Party…on? (Reader Submitted Post)
Forward by derryX: This is a reader-submitted post; this post was not written by derryX or XProtege.
We’ve all been to an “organized” casual party, right? For a birthday, or a reunion – any large gathering, really. Sometimes, the hosts cater the event themselves and present the food buffet-style, and guests can serve themselves. It’s easy, informal, and is the formula for fun in a laid back setting.
I recently attended a party that seemed would be this way. The venue was a nice restaurant that closed its main dining area for the private event. The bar was available for drinks, and our hosts put out their own food – homemade meatballs, sauce and dips, some pizza, cold-cut platters, and other snacks.
It should be easy. It’s pretty sophomoric – knowing how to behave when you’re a guest at this type of party. Your host will be dressed up; do you have to dress to the nines? No – but maybe you could skip the torn jeans, the low cut top, or the discount-store special that shows off every single tattoo. Of course you know you should RSVP, so that your hosts can plan accordingly. Once you’ve responded that you’ll be there, all you need to do is show up and show up on time (at least within reason). Ten, even twenty, minutes is fashionably late; an hour is not.
How about the hosts? That should be pretty easy. Get the food out – on time. Make it accessible – uncover platters, open condiments, put out serving spoons, etc. Get the plates and utensils out and make them easy to reach. Make the buffet line easy to follow, and keep it flowing, so guests get their food quickly. Basically make your guests comfortable. Duh.

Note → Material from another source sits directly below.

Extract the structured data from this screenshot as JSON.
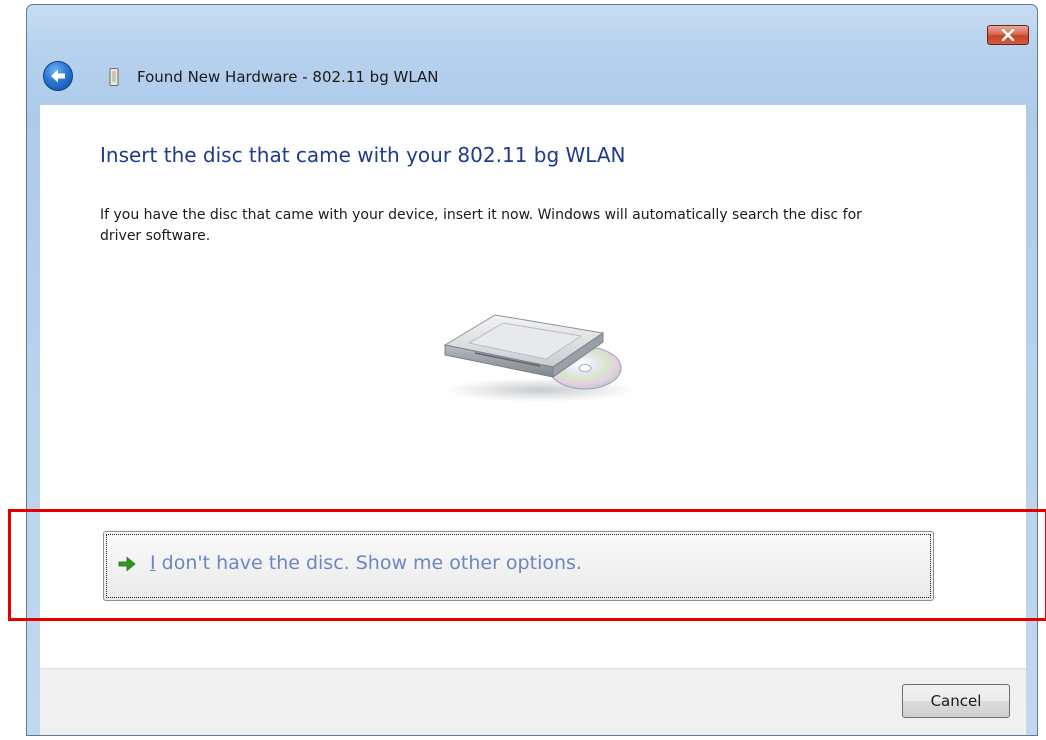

The party I attended? You can probably guess: it was all wrong. Of the guests who actually bothered to respond, several were late (up to an hour), which might have actually mattered more if the hosts had both been there when the party started. The one who was there wasn’t greeting anybody. The food didn’t go out until an hour into the party. When we started the buffet line, the guests at the front of the line were left to open packages of plastic cutlery, uncover platters of cold-cuts and search for a place to discard plastic wrap from the unopened jar of mayo. All in the private setting of an upscale, local restaurant.
I wasn’t sure what was more frustrating to me – the guests’ ridiculous behavior, or the hosts behaving like their guests didn’t deserve any better.
Here’s the thing, as I mentioned earlier: a party is, to a certain degree, a business exchange, a social contract. The guests bring a gift, themselves or sometimes even pay for a ticket, and the host provides the food, and the atmosphere. You hold up your end; they’ll hold up theirs. It’s aggravating when both sides don’t view it this way.